Rep. Katie Edwards, D-Plantation

Evan Jenne, D-Dania Beach**

Rep. Shevrin Jones, D-West Park

Rep. Sharon Pritchett, D-Miami Gardens

Rep. Richard Stark, D-Weston

Rep. Kathleen Passidomo, R-Naples

Rep. Cynthia Stafford, D-Miami

Rep. Holly Raschein, R-Key Largo

* Because of a clerical error, Fullwood, who was unopposed, failed to qualify on Friday. The state will reopen qualifying for District 13, during which, Fullwood said, he intends to complete documents on time.

** Non-incumbent running for open seat

Source: Florida Division of Elections

One-third of Florida Legislature faces no opposition at polls 06/20/14 [Last modified: Friday, June 20, 2014 10:56pm]
Photo reprints | Article reprints

© 2017 Tampa Bay Times

    

Join the discussion: Click to view comments, add yours

Loading...
  1. Tampa Bay Times journalists wins 17 Green Eyeshade Awards

    Human Interest

    Tampa Bay Times journalists placed first in seven categories of the prestigious Green Eyeshade awards, which honors outstanding journalism in the Southeast.

  2. A manatee swims near the entrance to Three Sisters Springs on Kings Bay, some of many springs that feed the Crystal River in Citrus County. The Southwest Florida Water Management District is considering a proposal that would allow a decrease to the amount of fresh water flowing in the Crystal River so that water can be diverted to fuel development.

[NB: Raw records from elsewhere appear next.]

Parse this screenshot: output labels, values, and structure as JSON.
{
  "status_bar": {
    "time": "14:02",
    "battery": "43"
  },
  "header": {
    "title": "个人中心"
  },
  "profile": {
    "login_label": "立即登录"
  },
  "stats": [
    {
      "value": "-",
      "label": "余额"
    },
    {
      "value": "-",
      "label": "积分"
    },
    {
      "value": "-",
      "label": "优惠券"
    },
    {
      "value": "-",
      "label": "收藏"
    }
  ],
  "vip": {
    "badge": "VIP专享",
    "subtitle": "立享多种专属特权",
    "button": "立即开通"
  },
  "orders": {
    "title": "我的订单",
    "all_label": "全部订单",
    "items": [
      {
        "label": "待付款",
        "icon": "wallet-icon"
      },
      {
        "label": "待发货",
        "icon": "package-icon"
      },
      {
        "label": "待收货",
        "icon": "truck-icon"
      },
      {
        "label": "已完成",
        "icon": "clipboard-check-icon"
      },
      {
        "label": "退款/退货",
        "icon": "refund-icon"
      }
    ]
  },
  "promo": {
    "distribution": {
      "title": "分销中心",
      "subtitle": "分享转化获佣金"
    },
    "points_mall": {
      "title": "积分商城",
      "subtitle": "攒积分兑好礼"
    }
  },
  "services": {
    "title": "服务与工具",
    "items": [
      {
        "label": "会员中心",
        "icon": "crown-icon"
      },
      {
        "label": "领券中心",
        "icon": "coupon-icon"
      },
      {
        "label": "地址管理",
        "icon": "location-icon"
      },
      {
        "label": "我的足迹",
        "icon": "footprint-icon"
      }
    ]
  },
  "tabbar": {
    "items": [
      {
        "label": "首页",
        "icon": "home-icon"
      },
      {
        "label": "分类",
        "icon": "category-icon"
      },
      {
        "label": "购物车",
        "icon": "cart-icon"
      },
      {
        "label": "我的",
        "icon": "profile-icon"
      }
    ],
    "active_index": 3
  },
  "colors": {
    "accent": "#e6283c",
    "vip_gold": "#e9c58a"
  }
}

Critics say similar proposals around the state could threaten Florida's environmental health. [DOUGLAS R. CLIFFORD | Times (2014]
  3. Ailing Florida springs could be tapped further to fuel development

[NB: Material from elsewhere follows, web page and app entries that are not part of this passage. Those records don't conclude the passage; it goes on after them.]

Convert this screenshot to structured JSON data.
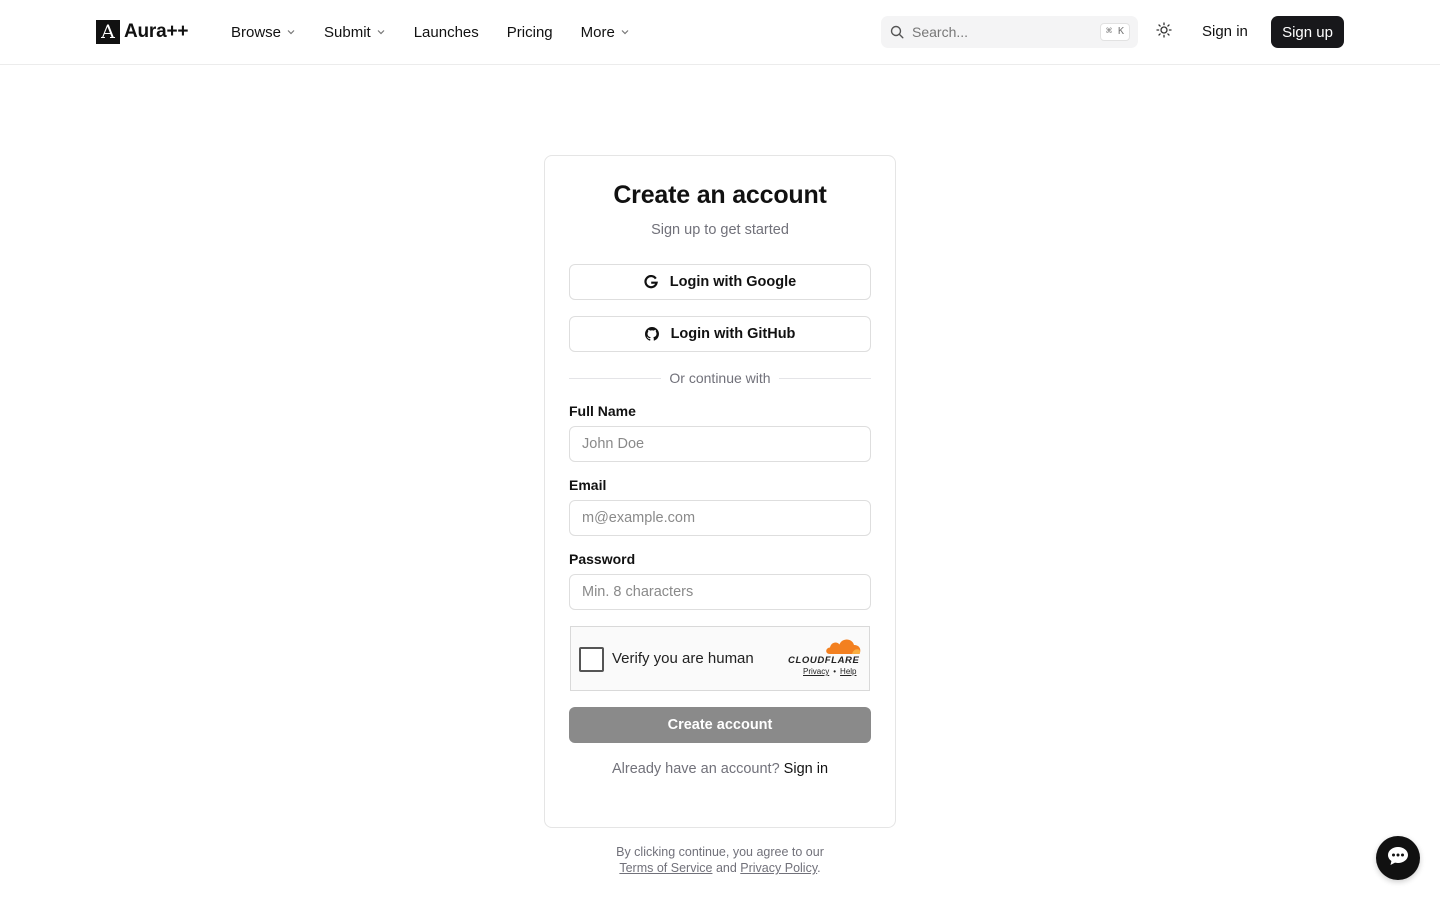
{
  "header": {
    "logo": {
      "mark": "A",
      "text": "Aura++"
    },
    "nav": [
      {
        "label": "Browse",
        "dropdown": true
      },
      {
        "label": "Submit",
        "dropdown": true
      },
      {
        "label": "Launches",
        "dropdown": false
      },
      {
        "label": "Pricing",
        "dropdown": false
      },
      {
        "label": "More",
        "dropdown": true
      }
    ],
    "search": {
      "placeholder": "Search...",
      "shortcut": "⌘ K"
    },
    "theme_toggle_icon": "sun-icon",
    "signin_label": "Sign in",
    "signup_label": "Sign up"
  },
  "form": {
    "title": "Create an account",
    "subtitle": "Sign up to get started",
    "google_label": "Login with Google",
    "github_label": "Login with GitHub",
    "divider": "Or continue with",
    "fields": {
      "name": {
        "label": "Full Name",
        "placeholder": "John Doe",
        "value": ""
      },
      "email": {
        "label": "Email",
        "placeholder": "m@example.com",
        "value": ""
      },
      "password": {
        "label": "Password",
        "placeholder": "Min. 8 characters",
        "value": ""
      }
    },
    "captcha": {
      "text": "Verify you are human",
      "brand": "CLOUDFLARE",
      "privacy": "Privacy",
      "separator": "•",
      "help": "Help",
      "checked": false
    },
    "submit_label": "Create account",
    "already_text": "Already have an account?",
    "signin_link": "Sign in"
  },
  "footer": {
    "terms_prefix": "By clicking continue, you agree to our",
    "terms_link": "Terms of Service",
    "and": "and",
    "privacy_link": "Privacy Policy",
    "period": "."
  },
  "colors": {
    "primary": "#18181b",
    "disabled_button": "#8a8a8a",
    "muted_text": "#71717a",
    "border": "#e5e5e5",
    "cloudflare_orange": "#f38020"
  },
  "chat_icon": "chat-bubble-icon"
}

    Water

    BROOKSVILLE — Efforts by state officials to set a minimum flow for its iconic springs have stirred up a wave of public opposition. Opponents contend the state is willing to destroy its springs in order to justify continuing to provide water for new development.

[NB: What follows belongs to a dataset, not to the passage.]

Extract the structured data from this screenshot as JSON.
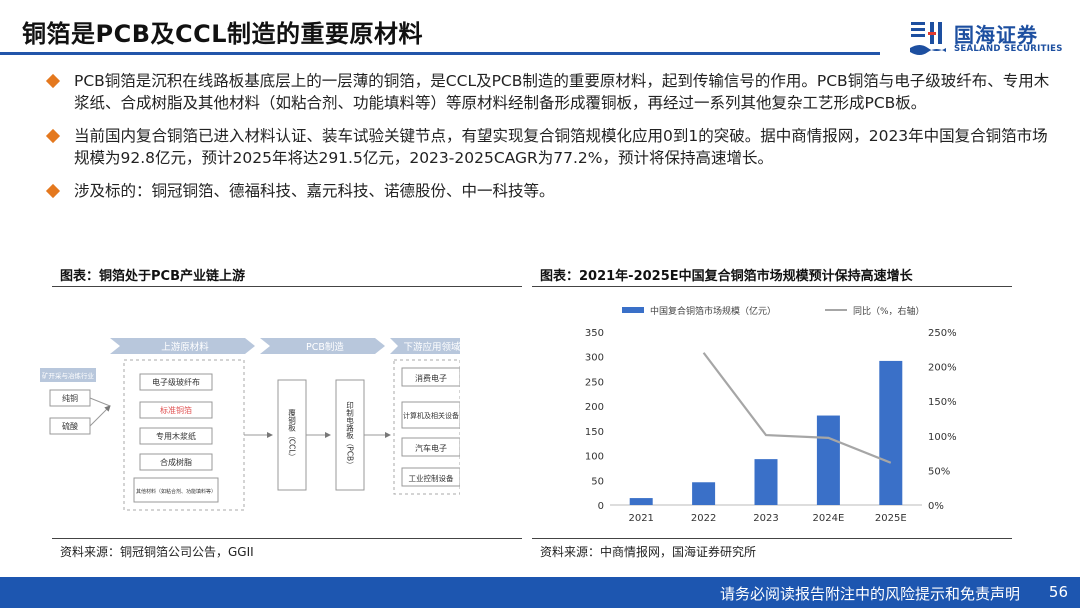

    A manatee swims near the entrance to Three Sisters Springs on Kings Bay, one of many springs that feeds the Crystal River in Citrus County. The Southwest Florida Water Management District is considering a proposal to decrease the amount of fresh water flowing in Crystal River so that water can be diverted to fuel development. Critics say similar proposals around the state could threaten Florida's environmental health. [DOUGLAS R. CLIFFORD | Times (2014
  4. Canned by lawmakers, PTC staff say they are now forgotten

    Transportation

    TAMPA — After roughly 20 years in the Hillsborough County Sheriff's Office, Mike Gonzalez got another job with a uniform and badge when he was hired in 2015 as an inspector for the Public Transportation Commission.

    The badge that PTC inspectors carry while on duty. State lawmakers voted to abolish the agency this year leaving its remaining employees fearing for their future.
  5. Ferries from Florida not a priority for Cuban government

    Tourism

    Cruises and commercial flights now link Tampa and Havana, but before the U.S. government approved either for such journeys, ferries had the nod.

    Baja Ferries was among a handful of companies the U.S. government approved to service Cuba two years ago.
But Cuba's ambassador to the United States recently said the wait may be long. Ferries are not a high priority for Cuba.
This is an example of one of the overnight passenger ferries the  Baja Ferries wanted  to use to reach Cuba from Florida.


Photo Credit: Baja Ferries USA LLC